Montgomery and colleagues used the combination of PP and IVIG to treat patients with AHR  and prevented graft loss in 9 of their 10 study subjects. Rescue therapy with PP and IVIG was shown to be successful in 71% to 90% of patients with AHR and enabled a 2-year graft survival rate of 70% to 80% [2, 7, 12]. Even though treatment with PP and IVIG offers an opportunity for graft salvage, no clinical trial has studied the effectiveness of PP or IVIG alone. No definite protocol for the use of PP has been established, and the average number of PP sessions required and the most advantageous time for their administration have not been determined. Our findings failed to show a significant difference in the duration of treatment or the time from the serum creatinine elevation to the initiation of PP in responders versus nonresponders. However, the time from the serum creatinine elevation to the initiation of PP was slightly shorter in the responders (median, 6 days vs 18.6 days).

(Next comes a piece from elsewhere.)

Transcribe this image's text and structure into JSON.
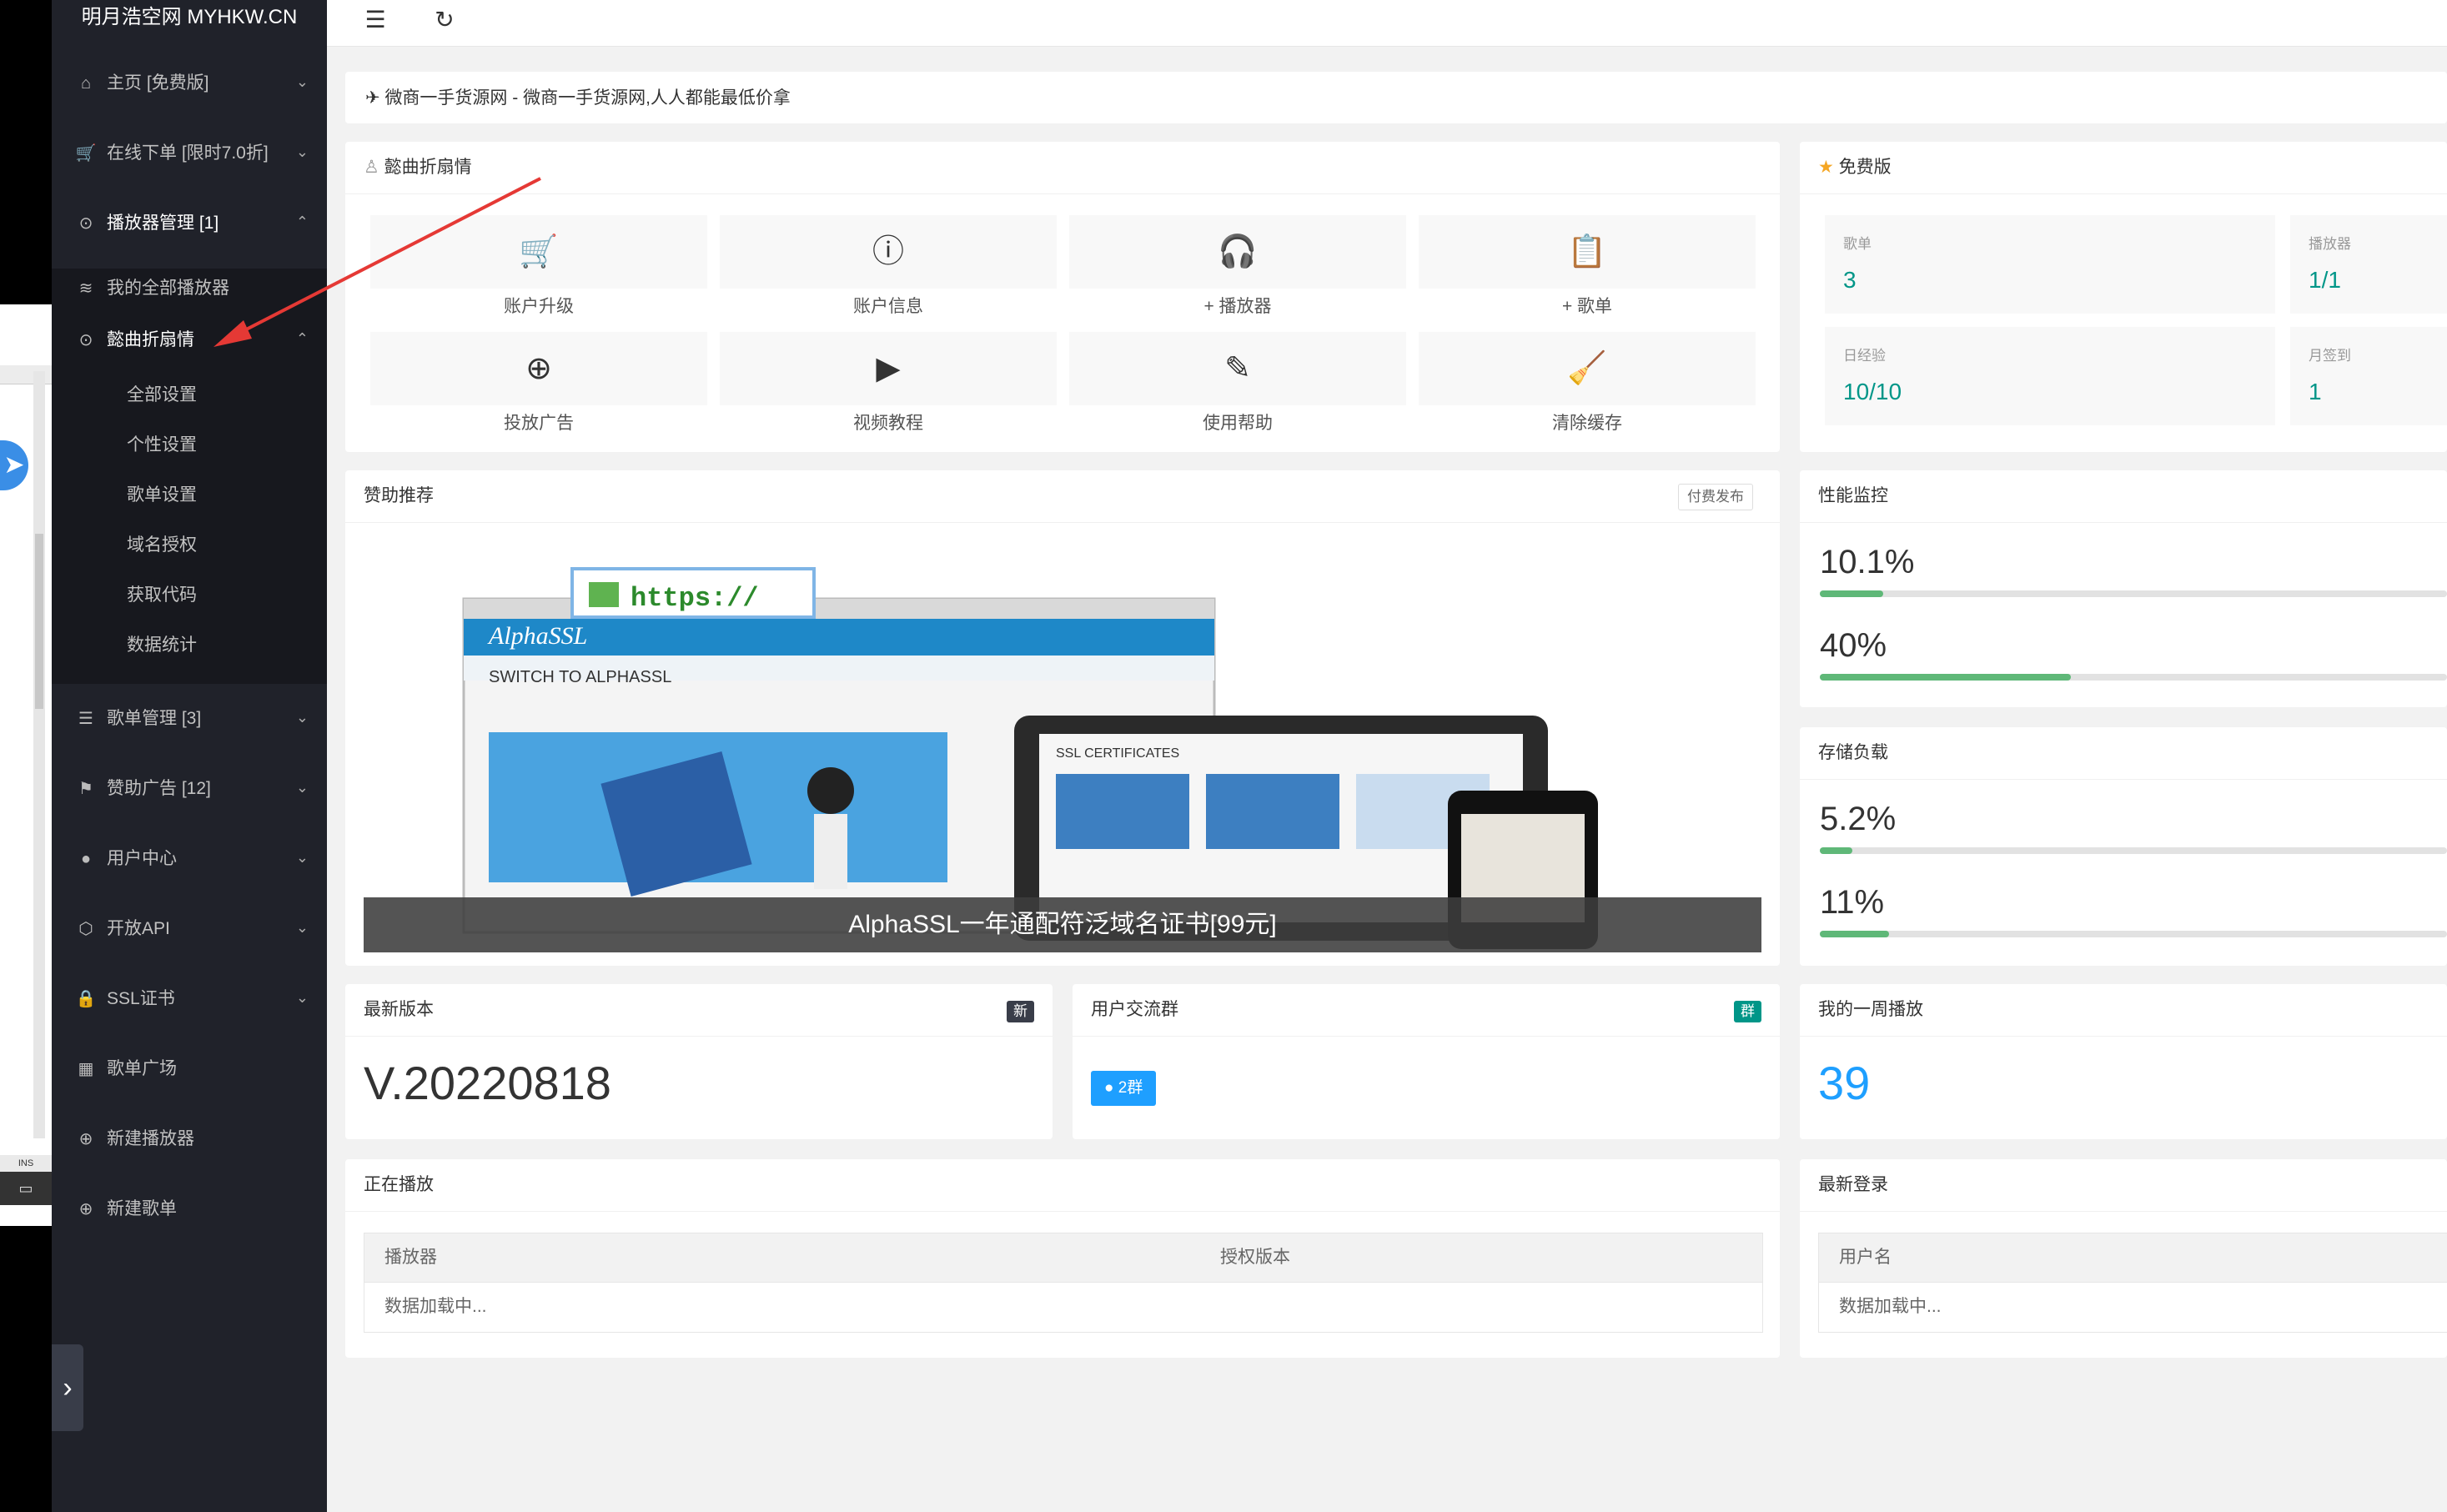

We acknowledge that our findings are based on the limited experience from a single transplant center. Also, we could not use definite criteria to diagnose AHR. Montgomery and colleagues used a broad set of criteria (which are similar to our diagnostic criteria) in the diagnosis of AHR, but their subjects demonstrated a 90% response to the combination of PP and IVIG . There are also reports of successful outcomes in cases of steroid-resistant rejection, regardless of the pathophysiologic mechanism . Those results are sufficiently encouraging to warrant considering the use of PP in patients with acute allograft dysfunction that is resistant to conventional therapy.
In conclusion, we suggest that PP with or without other therapeutic measures may have a role in the salvage of grafts with acute dysfunction that is resistant to conventional therapy. Our findings indicate that patients who respond to PP can demonstrate graft survival comparable to that in other kidney recipients. However, corroborative evidence provided by clinical trials is needed to clarify the use of PP in this group of patients.

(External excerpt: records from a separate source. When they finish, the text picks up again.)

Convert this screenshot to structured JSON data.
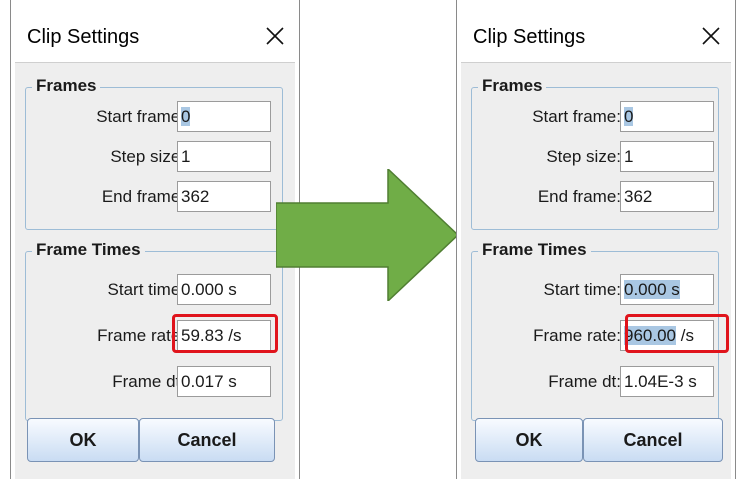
{
  "left_dialog": {
    "title": "Clip Settings",
    "frames_legend": "Frames",
    "start_frame": {
      "label": "Start frame:",
      "value": "0"
    },
    "step_size": {
      "label": "Step size:",
      "value": "1"
    },
    "end_frame": {
      "label": "End frame:",
      "value": "362"
    },
    "times_legend": "Frame Times",
    "start_time": {
      "label": "Start time:",
      "value": "0.000 s"
    },
    "frame_rate": {
      "label": "Frame rate:",
      "value": "59.83 /s"
    },
    "frame_dt": {
      "label": "Frame dt:",
      "value": "0.017 s"
    },
    "ok_label": "OK",
    "cancel_label": "Cancel"
  },
  "right_dialog": {
    "title": "Clip Settings",
    "frames_legend": "Frames",
    "start_frame": {
      "label": "Start frame:",
      "value": "0"
    },
    "step_size": {
      "label": "Step size:",
      "value": "1"
    },
    "end_frame": {
      "label": "End frame:",
      "value": "362"
    },
    "times_legend": "Frame Times",
    "start_time": {
      "label": "Start time:",
      "value": "0.000 s"
    },
    "frame_rate": {
      "label": "Frame rate:",
      "value_selected": "960.00",
      "value_rest": " /s"
    },
    "frame_dt": {
      "label": "Frame dt:",
      "value": "1.04E-3 s"
    },
    "ok_label": "OK",
    "cancel_label": "Cancel"
  },
  "colors": {
    "highlight": "#e0141c",
    "arrow": "#70ad47",
    "selection": "#a9c7e3",
    "group_border": "#9dbcd6"
  },
  "icons": {
    "close": "close-icon",
    "arrow": "right-arrow-icon"
  }
}
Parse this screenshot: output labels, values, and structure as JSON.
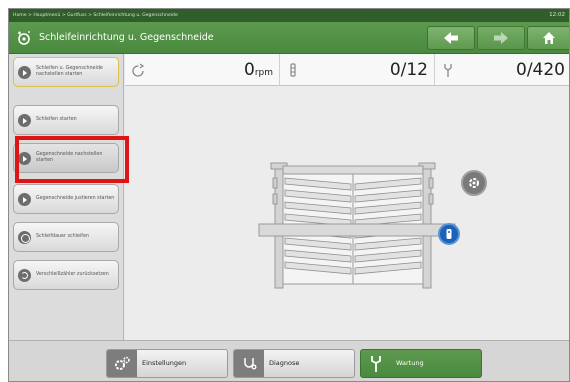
{
  "breadcrumb": "Home > Hauptmenü > Gurtfuss > Schleifeinrichtung u. Gegenschneide",
  "clock": "12:02",
  "header": {
    "title": "Schleifeinrichtung u. Gegenschneide"
  },
  "nav": {
    "back": "back-arrow",
    "forward": "forward-arrow",
    "home": "home-icon"
  },
  "sidebar": {
    "items": [
      {
        "label": "Schleifen u. Gegenschneide nachstellen starten",
        "icon": "play-icon"
      },
      {
        "label": "Schleifen starten",
        "icon": "play-icon"
      },
      {
        "label": "Gegenschneide nachstellen starten",
        "icon": "play-icon"
      },
      {
        "label": "Gegenschneide justieren starten",
        "icon": "play-icon"
      },
      {
        "label": "Schleifdauer schleifen",
        "icon": "disc-icon"
      },
      {
        "label": "Verschleißzähler zurücksetzen",
        "icon": "reset-icon"
      }
    ]
  },
  "counters": {
    "rpm": {
      "value": "0",
      "unit": "rpm"
    },
    "cycles": {
      "value": "0/12"
    },
    "total": {
      "value": "0/420"
    }
  },
  "bottom": {
    "settings_label": "Einstellungen",
    "diagnosis_label": "Diagnose",
    "maintenance_label": "Wartung"
  },
  "colors": {
    "brand_green": "#4a8a3e",
    "highlight_red": "#e01414",
    "info_blue": "#1a63b6"
  }
}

Volume : 4
Issue : 2
Pages : 506 - 509
1Department of Kidney Transplantation, Shaheed Labbafinejad Medical Center, Shaheed
Beheshti University of Medical Sciences, Tehran, Iran, 2Urology and Nephrology Research
Center, Shaheed Beheshti University of Medical Sciences, Tehran, Iran
Address reprint requests to: Farhat Farrokhi, MD, Urology and Nephrology Research
Center, No 44, 9th Boustan, Pasdaran, Tehran 1666679951, Iran
Phone: 00 98 21 2259 4204
Fax: 00 98 21 2259 4204
Table. Demographic and clinical characteristics of patients with acute humoral rejection